> _Records contained in a dataset_:
···

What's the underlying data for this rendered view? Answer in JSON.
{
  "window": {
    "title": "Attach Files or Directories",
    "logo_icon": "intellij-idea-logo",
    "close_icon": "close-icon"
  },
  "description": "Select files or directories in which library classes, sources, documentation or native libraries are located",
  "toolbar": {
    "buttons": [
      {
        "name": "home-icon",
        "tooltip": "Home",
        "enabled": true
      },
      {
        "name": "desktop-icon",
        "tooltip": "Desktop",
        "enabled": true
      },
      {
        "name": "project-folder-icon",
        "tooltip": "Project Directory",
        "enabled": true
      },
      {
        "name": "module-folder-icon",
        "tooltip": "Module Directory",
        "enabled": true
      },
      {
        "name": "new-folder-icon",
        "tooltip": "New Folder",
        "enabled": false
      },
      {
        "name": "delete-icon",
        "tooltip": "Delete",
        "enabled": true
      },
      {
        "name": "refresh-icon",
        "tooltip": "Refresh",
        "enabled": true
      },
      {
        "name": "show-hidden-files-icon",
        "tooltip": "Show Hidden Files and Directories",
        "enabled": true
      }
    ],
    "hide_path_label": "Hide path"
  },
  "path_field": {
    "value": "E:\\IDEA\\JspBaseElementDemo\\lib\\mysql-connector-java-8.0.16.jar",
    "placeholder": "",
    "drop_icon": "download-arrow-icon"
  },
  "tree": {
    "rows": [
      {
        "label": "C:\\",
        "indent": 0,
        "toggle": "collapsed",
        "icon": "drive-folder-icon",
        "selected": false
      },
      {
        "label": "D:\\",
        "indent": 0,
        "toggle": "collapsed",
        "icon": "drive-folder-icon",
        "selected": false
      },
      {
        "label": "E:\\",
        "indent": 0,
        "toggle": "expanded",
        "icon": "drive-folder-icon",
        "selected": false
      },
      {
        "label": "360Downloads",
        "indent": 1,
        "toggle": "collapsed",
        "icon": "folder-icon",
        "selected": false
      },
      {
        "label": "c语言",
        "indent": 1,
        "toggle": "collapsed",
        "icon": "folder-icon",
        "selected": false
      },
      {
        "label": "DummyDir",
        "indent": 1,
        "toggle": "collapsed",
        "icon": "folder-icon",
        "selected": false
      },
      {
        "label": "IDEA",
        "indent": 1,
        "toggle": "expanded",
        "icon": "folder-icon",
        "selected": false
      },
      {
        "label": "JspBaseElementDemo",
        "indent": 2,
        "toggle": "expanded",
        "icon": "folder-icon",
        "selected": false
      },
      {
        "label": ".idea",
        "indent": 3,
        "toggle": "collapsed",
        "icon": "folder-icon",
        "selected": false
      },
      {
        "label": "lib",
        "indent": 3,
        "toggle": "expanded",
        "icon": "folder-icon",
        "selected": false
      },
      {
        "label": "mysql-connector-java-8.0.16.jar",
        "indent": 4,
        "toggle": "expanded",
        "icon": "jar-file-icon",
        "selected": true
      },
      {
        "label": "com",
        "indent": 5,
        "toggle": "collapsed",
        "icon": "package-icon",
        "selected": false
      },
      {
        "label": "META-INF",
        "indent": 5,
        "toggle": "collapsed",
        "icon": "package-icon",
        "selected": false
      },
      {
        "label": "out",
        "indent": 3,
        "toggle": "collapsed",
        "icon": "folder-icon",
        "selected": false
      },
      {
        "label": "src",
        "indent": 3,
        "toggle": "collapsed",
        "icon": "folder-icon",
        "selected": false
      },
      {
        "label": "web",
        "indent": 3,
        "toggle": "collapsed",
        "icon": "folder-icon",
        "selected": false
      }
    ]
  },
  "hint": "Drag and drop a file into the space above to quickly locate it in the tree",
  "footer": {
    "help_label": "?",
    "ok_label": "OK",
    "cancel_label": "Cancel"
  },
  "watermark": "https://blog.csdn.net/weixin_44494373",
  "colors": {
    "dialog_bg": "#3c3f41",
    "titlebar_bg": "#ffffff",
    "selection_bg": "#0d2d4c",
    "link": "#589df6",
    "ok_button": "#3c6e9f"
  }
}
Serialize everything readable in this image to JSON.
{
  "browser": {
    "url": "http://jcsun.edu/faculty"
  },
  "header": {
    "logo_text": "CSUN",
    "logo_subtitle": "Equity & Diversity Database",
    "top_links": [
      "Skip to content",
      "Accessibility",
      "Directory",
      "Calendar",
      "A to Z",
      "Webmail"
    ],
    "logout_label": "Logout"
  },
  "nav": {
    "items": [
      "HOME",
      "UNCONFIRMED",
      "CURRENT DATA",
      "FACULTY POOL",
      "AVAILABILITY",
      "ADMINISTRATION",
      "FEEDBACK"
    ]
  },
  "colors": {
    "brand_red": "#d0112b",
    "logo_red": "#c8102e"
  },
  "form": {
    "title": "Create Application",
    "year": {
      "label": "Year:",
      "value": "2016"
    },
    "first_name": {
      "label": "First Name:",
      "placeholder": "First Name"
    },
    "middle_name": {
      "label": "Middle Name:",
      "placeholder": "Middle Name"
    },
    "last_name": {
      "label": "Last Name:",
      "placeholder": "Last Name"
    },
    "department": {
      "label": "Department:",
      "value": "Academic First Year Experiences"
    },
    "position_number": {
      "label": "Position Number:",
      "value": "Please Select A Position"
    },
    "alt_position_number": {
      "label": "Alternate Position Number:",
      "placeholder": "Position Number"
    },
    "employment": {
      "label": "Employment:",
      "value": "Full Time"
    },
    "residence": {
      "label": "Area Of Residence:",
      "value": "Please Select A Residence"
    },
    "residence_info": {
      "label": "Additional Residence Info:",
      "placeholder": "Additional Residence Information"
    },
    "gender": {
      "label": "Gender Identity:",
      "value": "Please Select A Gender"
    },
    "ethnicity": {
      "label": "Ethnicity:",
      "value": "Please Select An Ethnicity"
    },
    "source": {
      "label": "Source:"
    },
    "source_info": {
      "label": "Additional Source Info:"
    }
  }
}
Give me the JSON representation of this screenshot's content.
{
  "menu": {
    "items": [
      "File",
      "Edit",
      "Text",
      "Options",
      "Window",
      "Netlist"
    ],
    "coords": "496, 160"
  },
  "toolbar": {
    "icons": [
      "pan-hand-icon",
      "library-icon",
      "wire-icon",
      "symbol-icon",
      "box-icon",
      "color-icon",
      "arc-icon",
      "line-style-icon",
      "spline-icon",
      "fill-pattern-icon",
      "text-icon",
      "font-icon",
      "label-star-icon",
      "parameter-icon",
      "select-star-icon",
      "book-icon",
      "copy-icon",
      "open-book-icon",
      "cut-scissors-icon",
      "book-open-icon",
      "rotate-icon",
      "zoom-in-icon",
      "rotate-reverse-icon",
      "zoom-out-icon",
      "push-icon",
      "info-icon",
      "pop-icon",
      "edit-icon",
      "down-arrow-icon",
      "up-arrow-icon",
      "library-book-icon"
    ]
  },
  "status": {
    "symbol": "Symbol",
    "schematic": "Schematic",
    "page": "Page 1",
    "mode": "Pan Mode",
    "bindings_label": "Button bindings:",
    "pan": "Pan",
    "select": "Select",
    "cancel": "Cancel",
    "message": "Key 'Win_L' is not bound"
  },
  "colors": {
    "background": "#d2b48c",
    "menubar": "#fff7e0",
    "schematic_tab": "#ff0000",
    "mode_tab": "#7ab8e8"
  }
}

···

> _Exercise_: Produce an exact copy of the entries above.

> _Task result_:
What's the underlying data for this rendered view? Answer in JSON.
{
  "window": {
    "title": "Attach Files or Directories",
    "logo_icon": "intellij-idea-logo",
    "close_icon": "close-icon"
  },
  "description": "Select files or directories in which library classes, sources, documentation or native libraries are located",
  "toolbar": {
    "buttons": [
      {
        "name": "home-icon",
        "tooltip": "Home",
        "enabled": true
      },
      {
        "name": "desktop-icon",
        "tooltip": "Desktop",
        "enabled": true
      },
      {
        "name": "project-folder-icon",
        "tooltip": "Project Directory",
        "enabled": true
      },
      {
        "name": "module-folder-icon",
        "tooltip": "Module Directory",
        "enabled": true
      },
      {
        "name": "new-folder-icon",
        "tooltip": "New Folder",
        "enabled": false
      },
      {
        "name": "delete-icon",
        "tooltip": "Delete",
        "enabled": true
      },
      {
        "name": "refresh-icon",
        "tooltip": "Refresh",
        "enabled": true
      },
      {
        "name": "show-hidden-files-icon",
        "tooltip": "Show Hidden Files and Directories",
        "enabled": true
      }
    ],
    "hide_path_label": "Hide path"
  },
  "path_field": {
    "value": "E:\\IDEA\\JspBaseElementDemo\\lib\\mysql-connector-java-8.0.16.jar",
    "placeholder": "",
    "drop_icon": "download-arrow-icon"
  },
  "tree": {
    "rows": [
      {
        "label": "C:\\",
        "indent": 0,
        "toggle": "collapsed",
        "icon": "drive-folder-icon",
        "selected": false
      },
      {
        "label": "D:\\",
        "indent": 0,
        "toggle": "collapsed",
        "icon": "drive-folder-icon",
        "selected": false
      },
      {
        "label": "E:\\",
        "indent": 0,
        "toggle": "expanded",
        "icon": "drive-folder-icon",
        "selected": false
      },
      {
        "label": "360Downloads",
        "indent": 1,
        "toggle": "collapsed",
        "icon": "folder-icon",
        "selected": false
      },
      {
        "label": "c语言",
        "indent": 1,
        "toggle": "collapsed",
        "icon": "folder-icon",
        "selected": false
      },
      {
        "label": "DummyDir",
        "indent": 1,
        "toggle": "collapsed",
        "icon": "folder-icon",
        "selected": false
      },
      {
        "label": "IDEA",
        "indent": 1,
        "toggle": "expanded",
        "icon": "folder-icon",
        "selected": false
      },
      {
        "label": "JspBaseElementDemo",
        "indent": 2,
        "toggle": "expanded",
        "icon": "folder-icon",
        "selected": false
      },
      {
        "label": ".idea",
        "indent": 3,
        "toggle": "collapsed",
        "icon": "folder-icon",
        "selected": false
      },
      {
        "label": "lib",
        "indent": 3,
        "toggle": "expanded",
        "icon": "folder-icon",
        "selected": false
      },
      {
        "label": "mysql-connector-java-8.0.16.jar",
        "indent": 4,
        "toggle": "expanded",
        "icon": "jar-file-icon",
        "selected": true
      },
      {
        "label": "com",
        "indent": 5,
        "toggle": "collapsed",
        "icon": "package-icon",
        "selected": false
      },
      {
        "label": "META-INF",
        "indent": 5,
        "toggle": "collapsed",
        "icon": "package-icon",
        "selected": false
      },
      {
        "label": "out",
        "indent": 3,
        "toggle": "collapsed",
        "icon": "folder-icon",
        "selected": false
      },
      {
        "label": "src",
        "indent": 3,
        "toggle": "collapsed",
        "icon": "folder-icon",
        "selected": false
      },
      {
        "label": "web",
        "indent": 3,
        "toggle": "collapsed",
        "icon": "folder-icon",
        "selected": false
      }
    ]
  },
  "hint": "Drag and drop a file into the space above to quickly locate it in the tree",
  "footer": {
    "help_label": "?",
    "ok_label": "OK",
    "cancel_label": "Cancel"
  },
  "watermark": "https://blog.csdn.net/weixin_44494373",
  "colors": {
    "dialog_bg": "#3c3f41",
    "titlebar_bg": "#ffffff",
    "selection_bg": "#0d2d4c",
    "link": "#589df6",
    "ok_button": "#3c6e9f"
  }
}
Serialize everything readable in this image to JSON.
{
  "browser": {
    "url": "http://jcsun.edu/faculty"
  },
  "header": {
    "logo_text": "CSUN",
    "logo_subtitle": "Equity & Diversity Database",
    "top_links": [
      "Skip to content",
      "Accessibility",
      "Directory",
      "Calendar",
      "A to Z",
      "Webmail"
    ],
    "logout_label": "Logout"
  },
  "nav": {
    "items": [
      "HOME",
      "UNCONFIRMED",
      "CURRENT DATA",
      "FACULTY POOL",
      "AVAILABILITY",
      "ADMINISTRATION",
      "FEEDBACK"
    ]
  },
  "colors": {
    "brand_red": "#d0112b",
    "logo_red": "#c8102e"
  },
  "form": {
    "title": "Create Application",
    "year": {
      "label": "Year:",
      "value": "2016"
    },
    "first_name": {
      "label": "First Name:",
      "placeholder": "First Name"
    },
    "middle_name": {
      "label": "Middle Name:",
      "placeholder": "Middle Name"
    },
    "last_name": {
      "label": "Last Name:",
      "placeholder": "Last Name"
    },
    "department": {
      "label": "Department:",
      "value": "Academic First Year Experiences"
    },
    "position_number": {
      "label": "Position Number:",
      "value": "Please Select A Position"
    },
    "alt_position_number": {
      "label": "Alternate Position Number:",
      "placeholder": "Position Number"
    },
    "employment": {
      "label": "Employment:",
      "value": "Full Time"
    },
    "residence": {
      "label": "Area Of Residence:",
      "value": "Please Select A Residence"
    },
    "residence_info": {
      "label": "Additional Residence Info:",
      "placeholder": "Additional Residence Information"
    },
    "gender": {
      "label": "Gender Identity:",
      "value": "Please Select A Gender"
    },
    "ethnicity": {
      "label": "Ethnicity:",
      "value": "Please Select An Ethnicity"
    },
    "source": {
      "label": "Source:"
    },
    "source_info": {
      "label": "Additional Source Info:"
    }
  }
}
Give me the JSON representation of this screenshot's content.
{
  "menu": {
    "items": [
      "File",
      "Edit",
      "Text",
      "Options",
      "Window",
      "Netlist"
    ],
    "coords": "496, 160"
  },
  "toolbar": {
    "icons": [
      "pan-hand-icon",
      "library-icon",
      "wire-icon",
      "symbol-icon",
      "box-icon",
      "color-icon",
      "arc-icon",
      "line-style-icon",
      "spline-icon",
      "fill-pattern-icon",
      "text-icon",
      "font-icon",
      "label-star-icon",
      "parameter-icon",
      "select-star-icon",
      "book-icon",
      "copy-icon",
      "open-book-icon",
      "cut-scissors-icon",
      "book-open-icon",
      "rotate-icon",
      "zoom-in-icon",
      "rotate-reverse-icon",
      "zoom-out-icon",
      "push-icon",
      "info-icon",
      "pop-icon",
      "edit-icon",
      "down-arrow-icon",
      "up-arrow-icon",
      "library-book-icon"
    ]
  },
  "status": {
    "symbol": "Symbol",
    "schematic": "Schematic",
    "page": "Page 1",
    "mode": "Pan Mode",
    "bindings_label": "Button bindings:",
    "pan": "Pan",
    "select": "Select",
    "cancel": "Cancel",
    "message": "Key 'Win_L' is not bound"
  },
  "colors": {
    "background": "#d2b48c",
    "menubar": "#fff7e0",
    "schematic_tab": "#ff0000",
    "mode_tab": "#7ab8e8"
  }
}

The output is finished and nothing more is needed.